Dictionary.com
definitions
  • synonyms

blithe

[blahyth, blahyth]
See more synonyms for blithe on Thesaurus.com
adjective, blith·er, blith·est.
  1. joyous, merry, or happy in disposition; glad; cheerful: Everyone loved her for her blithe spirit.
  2. without thought or regard; carefree; heedless: a blithe indifference to anyone's feelings.
Show More

Origin of blithe

before 1000; Middle English; Old English blīthe; cognate with Old Norse blīthr, Old High German blīdi, Gothic bleiths
Related formsblithe·ful, adjectiveblithe·ful·ly, adverbblithe·ly, adverbblithe·ness, nouno·ver·blithe, adjective

Synonyms for blithe

See more synonyms for on Thesaurus.com

Antonyms for blithe

Blithe

[blahyth, blahyth]
noun
  1. a female given name.
Show More

Blythe

or Blithe

[blahyth, blahyth]
noun
  1. a female given name.
Show More
Dictionary.com Unabridged Based on the Random House Unabridged Dictionary, © Random House, Inc. 2018

Related Words for blithe

sprightly, jaunty, jovial, carefree, lighthearted, animated, buoyant, cheerful, cheery, gay, gleeful, jocund, jolly, joyful, merry, mirthful, sunny, vivacious, chirpy, gladsome

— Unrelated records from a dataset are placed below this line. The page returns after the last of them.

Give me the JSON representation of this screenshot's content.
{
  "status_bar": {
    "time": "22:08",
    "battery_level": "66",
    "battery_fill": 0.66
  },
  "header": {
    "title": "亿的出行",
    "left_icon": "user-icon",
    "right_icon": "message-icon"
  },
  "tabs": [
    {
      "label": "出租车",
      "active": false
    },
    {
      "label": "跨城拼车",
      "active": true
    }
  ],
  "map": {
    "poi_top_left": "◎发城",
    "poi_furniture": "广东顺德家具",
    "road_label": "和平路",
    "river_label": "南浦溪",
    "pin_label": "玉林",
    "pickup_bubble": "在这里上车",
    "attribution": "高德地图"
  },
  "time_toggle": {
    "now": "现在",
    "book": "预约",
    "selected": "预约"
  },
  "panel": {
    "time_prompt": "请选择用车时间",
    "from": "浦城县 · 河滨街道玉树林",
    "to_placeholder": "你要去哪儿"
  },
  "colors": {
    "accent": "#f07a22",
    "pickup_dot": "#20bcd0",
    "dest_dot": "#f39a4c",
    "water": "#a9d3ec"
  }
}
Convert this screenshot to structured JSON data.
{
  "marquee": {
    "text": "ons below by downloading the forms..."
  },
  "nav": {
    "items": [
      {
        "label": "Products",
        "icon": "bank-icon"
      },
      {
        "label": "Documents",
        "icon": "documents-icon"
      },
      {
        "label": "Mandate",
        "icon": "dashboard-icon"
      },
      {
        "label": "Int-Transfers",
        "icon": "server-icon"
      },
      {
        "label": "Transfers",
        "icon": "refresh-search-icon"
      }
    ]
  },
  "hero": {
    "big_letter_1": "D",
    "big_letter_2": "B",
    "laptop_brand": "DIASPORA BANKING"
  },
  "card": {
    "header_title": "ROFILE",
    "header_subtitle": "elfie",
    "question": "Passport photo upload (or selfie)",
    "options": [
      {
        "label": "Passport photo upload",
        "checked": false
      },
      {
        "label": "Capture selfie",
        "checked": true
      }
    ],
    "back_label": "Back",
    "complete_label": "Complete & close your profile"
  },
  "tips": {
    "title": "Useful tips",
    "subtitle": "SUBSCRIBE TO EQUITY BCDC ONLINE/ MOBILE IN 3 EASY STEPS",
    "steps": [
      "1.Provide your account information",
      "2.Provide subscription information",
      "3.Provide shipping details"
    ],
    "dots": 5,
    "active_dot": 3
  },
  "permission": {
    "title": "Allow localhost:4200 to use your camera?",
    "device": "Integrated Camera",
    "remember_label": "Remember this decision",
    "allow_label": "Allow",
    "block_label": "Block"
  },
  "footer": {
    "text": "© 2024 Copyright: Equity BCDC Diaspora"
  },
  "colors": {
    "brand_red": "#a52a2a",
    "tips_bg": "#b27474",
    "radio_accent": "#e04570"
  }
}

Examples from the Web for blithe

Contemporary Examples of blithe

Historical Examples of blithe


British Dictionary definitions for blithe

blithe

adjective
  1. very happy or cheerful
  2. heedless; casual and indifferent
Show More
Derived Formsblithely, adverbblitheness, noun

Word Origin for blithe

Old English blīthe
Collins English Dictionary - Complete & Unabridged 2012 Digital Edition © William Collins Sons & Co. Ltd. 1979, 1986 © HarperCollins Publishers 1998, 2000, 2003, 2005, 2006, 2007, 2009, 2012

Word Origin and History for blithe

adj.

Old English bliþe "joyous, kind, cheerful, pleasant," from Proto-Germanic *blithiz "gentle, kind" (cf. Old Saxon bliði "bright, happy," Middle Dutch blide, Dutch blijde, Old Norse bliðr "mild, gentle," Old High German blidi "gay, friendly," Gothic bleiþs "kind, friendly, merciful").

Rare since 16c. No cognates outside Germanic. "The earlier application was to the outward expression of kindly feeling, sympathy, affection to others, as in Gothic and ON.; but in OE. the word had come more usually to be applied to the external manifestation of one's own pleased or happy frame of mind, and hence even to the state itself." [OED]

Show More
Online Etymology Dictionary, © 2010 Douglas Harper